Trudeau abhors these cultural practices as do we all; that isn’t the point. His point is that official Canadian government communication should not use value-laden, subjective rhetoric to describe the political or cultural practices of other countries.
Trudeau has been vilified, forced to equivocate by a political media which more and more seeks a Trump- like, name- calling approach to international discourse.
For the Canadian Citizenship Guide to delineate the cultural practices and beliefs we Canadians embrace is appropriate, but to rhetorically denounce other cultures, erodes long-standing, respected, Canadian moral authority.
Canada’s action in not joining the U.S. “coalition of the willing” in Iraq was an exquisite, strong statement of Canadian moral perspective, accomplished without a subjective denunciation of American foreign policy or other tempting but disrespectful rhetoric. The point was made more strongly by principled action rather than by editorial condemnation. Canada remained above the fray.
If we describe the cultural practices of other countries as “barbaric” in documents we present to the world, what might we next include as barbaric, cruel, or racist?
I humbly suggest the following for inclusion in Canada’s Citzenship Guide:

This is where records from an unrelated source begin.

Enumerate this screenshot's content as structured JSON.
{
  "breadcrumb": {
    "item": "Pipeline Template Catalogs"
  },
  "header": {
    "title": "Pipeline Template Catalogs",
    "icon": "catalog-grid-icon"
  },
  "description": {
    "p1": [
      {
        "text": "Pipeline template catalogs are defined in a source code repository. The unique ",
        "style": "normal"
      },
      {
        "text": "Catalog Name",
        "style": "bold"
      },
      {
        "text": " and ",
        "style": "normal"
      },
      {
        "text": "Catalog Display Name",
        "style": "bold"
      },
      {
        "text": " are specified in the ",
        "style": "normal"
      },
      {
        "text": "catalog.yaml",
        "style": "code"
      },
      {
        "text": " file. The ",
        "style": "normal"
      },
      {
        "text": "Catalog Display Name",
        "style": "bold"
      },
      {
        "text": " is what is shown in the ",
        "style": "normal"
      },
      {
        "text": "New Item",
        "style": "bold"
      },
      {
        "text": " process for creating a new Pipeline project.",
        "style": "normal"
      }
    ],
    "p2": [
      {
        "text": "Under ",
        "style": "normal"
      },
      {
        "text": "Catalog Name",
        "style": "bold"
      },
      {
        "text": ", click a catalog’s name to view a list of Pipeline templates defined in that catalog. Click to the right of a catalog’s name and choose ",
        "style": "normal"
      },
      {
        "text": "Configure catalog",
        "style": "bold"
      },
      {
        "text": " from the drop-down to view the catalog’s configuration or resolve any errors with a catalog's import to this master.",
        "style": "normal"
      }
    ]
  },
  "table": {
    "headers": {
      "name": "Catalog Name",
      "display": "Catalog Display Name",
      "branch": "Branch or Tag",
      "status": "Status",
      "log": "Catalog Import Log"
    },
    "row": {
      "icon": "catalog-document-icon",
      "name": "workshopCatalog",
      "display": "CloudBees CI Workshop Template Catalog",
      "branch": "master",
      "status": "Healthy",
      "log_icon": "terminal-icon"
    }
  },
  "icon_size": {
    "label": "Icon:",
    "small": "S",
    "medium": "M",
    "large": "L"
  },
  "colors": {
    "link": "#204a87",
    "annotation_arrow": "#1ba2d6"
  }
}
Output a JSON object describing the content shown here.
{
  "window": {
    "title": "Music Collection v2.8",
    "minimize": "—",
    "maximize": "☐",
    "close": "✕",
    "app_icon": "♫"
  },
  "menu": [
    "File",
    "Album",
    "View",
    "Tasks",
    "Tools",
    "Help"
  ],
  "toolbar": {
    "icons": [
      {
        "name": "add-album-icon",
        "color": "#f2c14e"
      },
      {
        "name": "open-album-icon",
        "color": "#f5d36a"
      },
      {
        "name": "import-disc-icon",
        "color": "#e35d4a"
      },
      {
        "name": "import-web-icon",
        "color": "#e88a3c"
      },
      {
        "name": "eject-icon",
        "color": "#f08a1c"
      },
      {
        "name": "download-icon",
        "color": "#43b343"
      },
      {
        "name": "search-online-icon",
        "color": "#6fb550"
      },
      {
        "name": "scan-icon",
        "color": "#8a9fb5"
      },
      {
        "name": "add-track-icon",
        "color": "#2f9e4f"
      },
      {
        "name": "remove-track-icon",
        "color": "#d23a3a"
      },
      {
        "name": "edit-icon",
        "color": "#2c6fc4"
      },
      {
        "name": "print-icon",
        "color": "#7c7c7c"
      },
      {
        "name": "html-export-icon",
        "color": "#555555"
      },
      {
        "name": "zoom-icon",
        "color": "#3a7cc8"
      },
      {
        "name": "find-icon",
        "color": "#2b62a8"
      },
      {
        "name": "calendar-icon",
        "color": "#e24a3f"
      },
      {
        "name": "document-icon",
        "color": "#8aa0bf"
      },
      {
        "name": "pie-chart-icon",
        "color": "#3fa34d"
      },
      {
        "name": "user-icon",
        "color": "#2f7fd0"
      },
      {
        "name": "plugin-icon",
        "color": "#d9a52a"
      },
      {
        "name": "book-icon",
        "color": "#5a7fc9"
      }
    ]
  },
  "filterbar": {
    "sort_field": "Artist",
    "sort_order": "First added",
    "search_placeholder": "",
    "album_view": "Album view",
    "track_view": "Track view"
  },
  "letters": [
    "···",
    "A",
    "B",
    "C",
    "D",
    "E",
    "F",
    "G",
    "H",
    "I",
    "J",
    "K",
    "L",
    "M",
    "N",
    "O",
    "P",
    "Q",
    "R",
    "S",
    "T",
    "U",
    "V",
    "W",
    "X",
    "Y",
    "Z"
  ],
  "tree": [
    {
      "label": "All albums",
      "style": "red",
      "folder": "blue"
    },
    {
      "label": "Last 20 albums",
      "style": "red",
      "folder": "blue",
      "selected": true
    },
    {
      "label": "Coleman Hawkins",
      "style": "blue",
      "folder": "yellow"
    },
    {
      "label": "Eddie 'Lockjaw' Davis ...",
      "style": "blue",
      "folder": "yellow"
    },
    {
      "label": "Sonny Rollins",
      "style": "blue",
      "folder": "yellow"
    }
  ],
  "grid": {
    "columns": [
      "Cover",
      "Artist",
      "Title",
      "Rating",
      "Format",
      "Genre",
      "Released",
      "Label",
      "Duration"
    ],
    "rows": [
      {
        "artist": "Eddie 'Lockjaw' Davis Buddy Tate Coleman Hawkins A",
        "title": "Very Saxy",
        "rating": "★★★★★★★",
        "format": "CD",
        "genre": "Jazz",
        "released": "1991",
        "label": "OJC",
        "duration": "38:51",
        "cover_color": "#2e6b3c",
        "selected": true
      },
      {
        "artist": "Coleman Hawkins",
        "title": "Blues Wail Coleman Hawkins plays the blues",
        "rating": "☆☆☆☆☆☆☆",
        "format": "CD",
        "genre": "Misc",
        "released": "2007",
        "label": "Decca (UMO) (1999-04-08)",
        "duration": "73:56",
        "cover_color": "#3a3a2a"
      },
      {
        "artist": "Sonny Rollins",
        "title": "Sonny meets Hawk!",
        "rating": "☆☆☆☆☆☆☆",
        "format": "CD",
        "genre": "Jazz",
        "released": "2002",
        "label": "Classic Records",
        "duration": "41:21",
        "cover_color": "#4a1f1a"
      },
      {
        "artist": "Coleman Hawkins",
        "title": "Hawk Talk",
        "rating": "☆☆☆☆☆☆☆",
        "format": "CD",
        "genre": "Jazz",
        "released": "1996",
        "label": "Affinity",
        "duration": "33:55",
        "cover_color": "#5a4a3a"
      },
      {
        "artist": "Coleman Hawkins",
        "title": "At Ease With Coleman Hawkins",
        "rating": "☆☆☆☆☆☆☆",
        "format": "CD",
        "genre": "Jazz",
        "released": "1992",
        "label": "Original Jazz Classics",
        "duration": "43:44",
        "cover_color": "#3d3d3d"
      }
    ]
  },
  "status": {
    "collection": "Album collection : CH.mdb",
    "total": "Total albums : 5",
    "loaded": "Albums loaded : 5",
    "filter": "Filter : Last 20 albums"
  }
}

“Canada’s openness and generosity does not extend to people from countries which allow the barbaric practice of encouraging its citizenry to carry assault, automatic, and concealed weapons wherever they go, or from countries which continually and amorally prop up dictatorial regimes around the world for their own gain, or from countries which allow the immoral practice of capital punishment or encourage the brutal practice of bull fighting. “
Are these generally accepted Canadian judgements? Yes. Are they appropriate for inclusion in an official Canadian document? No.
Justin Trudeau is right. We should not use subjective, value- laden rhetoric in official government communication with the world. Nor should we reduce ourselves to the level of some leaders and politicians, who routinely and publicly use pejorative terms such as “axes of evil”, “madman”, “exporters of terrorism” , or “murderous thugs.”